Patek Philippe Nautilus 5712/1A-001
Guest Star: please welcome @horosd and his 5712
It's a proven fact that the luxury watch market is currently dominated by a few models (and even fewer brands), one of them being the Patek Philippe Nautilus. The Nautilus is highly sought-after and pretty hard to get, given the low number of pieces available at authorized retailers, the majority of whom have been assigned already via long waiting lists. Among the few lucky ones to own one is a friend and reader of Horbiter®, an American based watch connoisseur nicknamed @horosd on Instagram. He has one of the most desirable Nautilus ever; not only is he the person to officially launch our "Guest Star" column, but the proud owner of one of the most coveted and desired Patek Philippe too, the Nautilus 5712/1A-001.
The Patek Philippe Nautilus 5712/1A-001 belongs to the iconic collection conceived in 1976 by master designer Gérald Genta, the man behind the Royal Oak, the Ingenieur and the Pasha de Cartier. It is mainly available in 5 base variations: a time-only (ref. 5711), a complicated with moon phases (ref. 5712), an annual calendar (ref. 5726), a chronograph (ref. 5980-5990) and a (superb) perpetual calendar we described in detail last year (the Patek Philippe Nautilus Perpetual Calendar 5740-1G). The 5712 is an evolution of ref. 3712, produced for a single year only, around 2006. The overall design is that of the venerable 5711's, with the addition of three mechanical complications.
The dial features an intense (yet not vivid) black and blue tone whose hues turn from black to white and vice versa, thanks to the horizontally embossed pattern, that is a Nautilus' hallmark. You can at first glance appreciate the attention that Patek pays to any detail, such as the three-dimensional look and feel you perceive as you rotate the wrist. The hour markers, along with the moon and the stars, are crafted in white gold and help enhance this remarkable effect.
If we try and compare this Patek Philippe Nautilus 5712/1A-001 to its time-only sibling, the 5712 comes with a somewhat “crowded” dial: at 10 o'clock is located the Power Reserve indicator (48h when fully wound), between 7 and 8 o'clock are the date window and the moon phase display, whereas the small seconds counter is inserted between 4 and 5 o'clock. It looks, at first sight, like the different complications were spread, during the design phase, over the dial, regardless of any logic and thoroughly-thought approach, if compared to a 5726, for instance.

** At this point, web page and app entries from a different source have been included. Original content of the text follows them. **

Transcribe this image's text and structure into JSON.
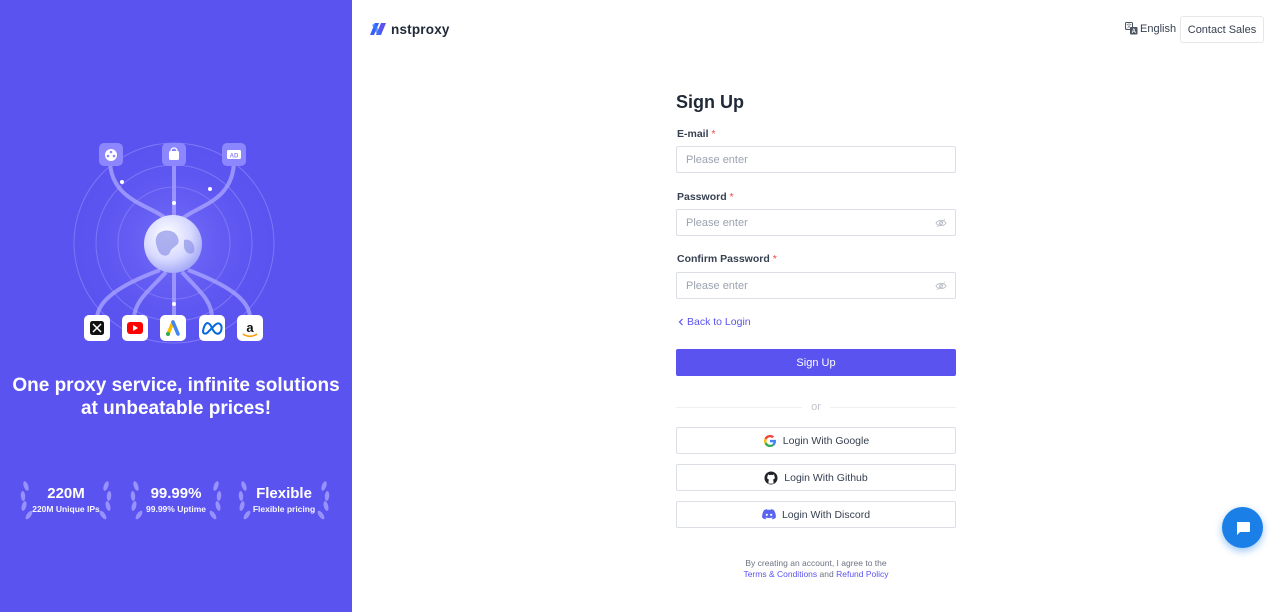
{
  "brand": {
    "name": "nstproxy"
  },
  "header": {
    "language": "English",
    "contact_sales": "Contact Sales"
  },
  "promo": {
    "tagline_line1": "One proxy service, infinite solutions",
    "tagline_line2": "at unbeatable prices!",
    "top_icons": [
      "film-reel-icon",
      "shopping-bag-icon",
      "ad-icon"
    ],
    "app_icons": [
      "x-twitter-icon",
      "youtube-icon",
      "google-ads-icon",
      "meta-icon",
      "amazon-icon"
    ],
    "stats": [
      {
        "value": "220M",
        "label": "220M Unique IPs"
      },
      {
        "value": "99.99%",
        "label": "99.99% Uptime"
      },
      {
        "value": "Flexible",
        "label": "Flexible pricing"
      }
    ]
  },
  "form": {
    "title": "Sign Up",
    "email": {
      "label": "E-mail",
      "required_mark": "*",
      "placeholder": "Please enter"
    },
    "password": {
      "label": "Password",
      "required_mark": "*",
      "placeholder": "Please enter"
    },
    "confirm_password": {
      "label": "Confirm Password",
      "required_mark": "*",
      "placeholder": "Please enter"
    },
    "back_to_login": "Back to Login",
    "submit": "Sign Up",
    "divider": "or",
    "oauth": {
      "google": "Login With Google",
      "github": "Login With Github",
      "discord": "Login With Discord"
    },
    "terms": {
      "prefix": "By creating an account, I agree to the",
      "terms_link": "Terms & Conditions",
      "and": "and",
      "refund_link": "Refund Policy"
    }
  },
  "colors": {
    "primary": "#5b53f0",
    "chat": "#1a7fe6",
    "required": "#ef4444"
  }
}
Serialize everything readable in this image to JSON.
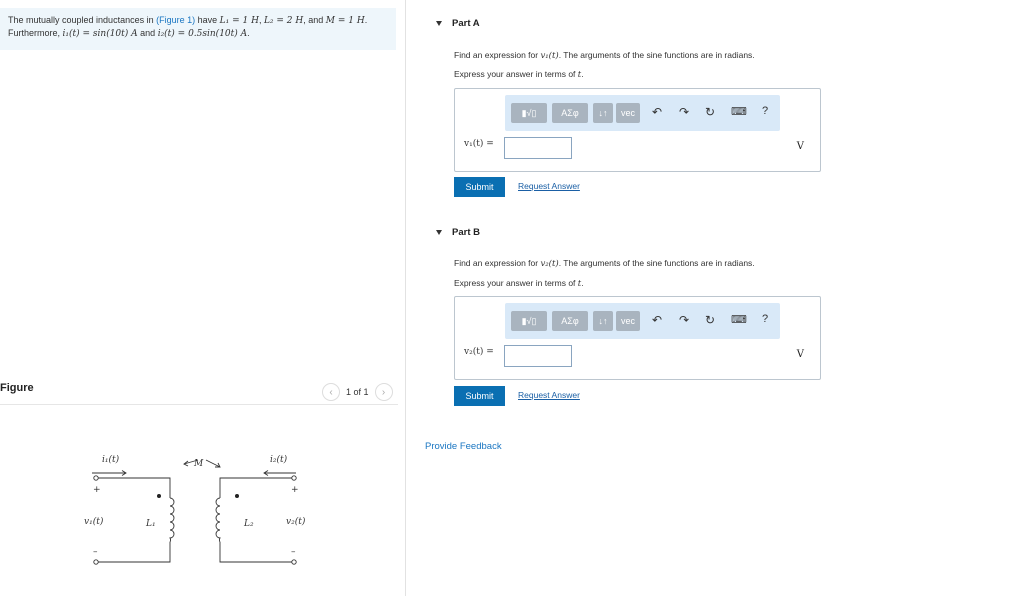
{
  "problem": {
    "line1_a": "The mutually coupled inductances in ",
    "figure_link": "(Figure 1)",
    "line1_b": " have ",
    "l1": "L₁ = 1 H",
    "sep1": ", ",
    "l2": "L₂ = 2 H",
    "sep2": ", and ",
    "m": "M = 1 H",
    "end1": ".",
    "line2_a": "Furthermore, ",
    "i1": "i₁(t) = sin(10t) A",
    "line2_b": " and ",
    "i2": "i₂(t) = 0.5sin(10t) A",
    "end2": "."
  },
  "figure": {
    "label": "Figure",
    "pager_text": "1 of 1",
    "prev_icon": "‹",
    "next_icon": "›",
    "circuit": {
      "i1": "i₁(t)",
      "i2": "i₂(t)",
      "m": "M",
      "v1": "v₁(t)",
      "v2": "v₂(t)",
      "l1": "L₁",
      "l2": "L₂",
      "plus": "+",
      "minus": "–"
    }
  },
  "part_a": {
    "title": "Part A",
    "prompt_a": "Find an expression for ",
    "prompt_var": "v₁(t)",
    "prompt_b": ". The arguments of the sine functions are in radians.",
    "express_a": "Express your answer in terms of ",
    "express_var": "t",
    "express_b": ".",
    "label": "v₁(t) =",
    "unit": "V",
    "submit": "Submit",
    "request": "Request Answer"
  },
  "part_b": {
    "title": "Part B",
    "prompt_a": "Find an expression for ",
    "prompt_var": "v₂(t)",
    "prompt_b": ". The arguments of the sine functions are in radians.",
    "express_a": "Express your answer in terms of ",
    "express_var": "t",
    "express_b": ".",
    "label": "v₂(t) =",
    "unit": "V",
    "submit": "Submit",
    "request": "Request Answer"
  },
  "toolbar": {
    "templates": "▮√▯",
    "greek": "ΑΣφ",
    "arrows": "↓↑",
    "vec": "vec",
    "undo": "↶",
    "redo": "↷",
    "reset": "↻",
    "keyboard": "⌨",
    "help": "?"
  },
  "feedback": "Provide Feedback",
  "colors": {
    "problem_bg": "#eef6fb",
    "toolbar_bg": "#d9e9f8",
    "submit_bg": "#0a6fb2",
    "link": "#1a76c2"
  }
}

This chaotic approach to design is among the key factors that made this timepiece so successful, in my opinion. It is "crowded" and asymmetrical enough to make it that fascinating and stand out from the ordinary.
Looking at the case, instead, we reckon all the elements that are familiar to any Patek timepiece. Lines and proportions are meticulously balanced and make the Nautilus' style easily recognizable. The case is in stainless steel, is exactly 40mm wide (10 - 4 o’clock) and 8.52mm thick, hence not too big, nor too small, just adaptable to most wrists' size. The bracelet is light and has a combination of a satin finish mesh on the outside mated to mirror polished links in the middle.
Let's talk about the in-house movement: the caliber 240 PS IRM C LU (Petite Seconde, Indicateur de Réserve de Marche, Calendrier, and Phases de Lune, respectively) has 295 parts and 29 jewels, vibrates at 21'600 alt/hour (3Hz), is 31mm wide, and is equipped with a Gyromax balance wheel and a gold micro-rotor sporting the Patek Philippe logo. Many are the technical advantages, like lightness, reduced thickness, and less winding noise if compared to a standard solution. It is moreover fully visible through the transparent case-back.
The brand's philosophy is perfectly summarized by the claim "You simply look after it for the next generation" that, in this historical moment, we might ironically turn into "You merely look for it for the next generation." Joking apart, the Patek Philippe Nautilus 5712/1A-001 is so desirable that current quotations exceed the 60,000 Euros threshold, a huge mark-up over the 36.170 Euros retail.
What do I think, in a nutshell, of the Patek Philippe Nautilus 5712/1A-001? It is, with no doubt, a beautiful and timeless masterpiece. Once wrapped around your wrist it looks like a hand-tailored suit. The lack of symmetry, on the dial, might let purists wince, but I believe a 5712 aims at a different audience than the 5711 does. I think a 5712 owner is looking for an iconic model, with that touch of intriguing complexity to help him stand out from the crowd and, in particular, set him or her apart from a 5711 owner.
(Photo credit: Horbiter®'s proprietary photo-shooting by Peter Tung)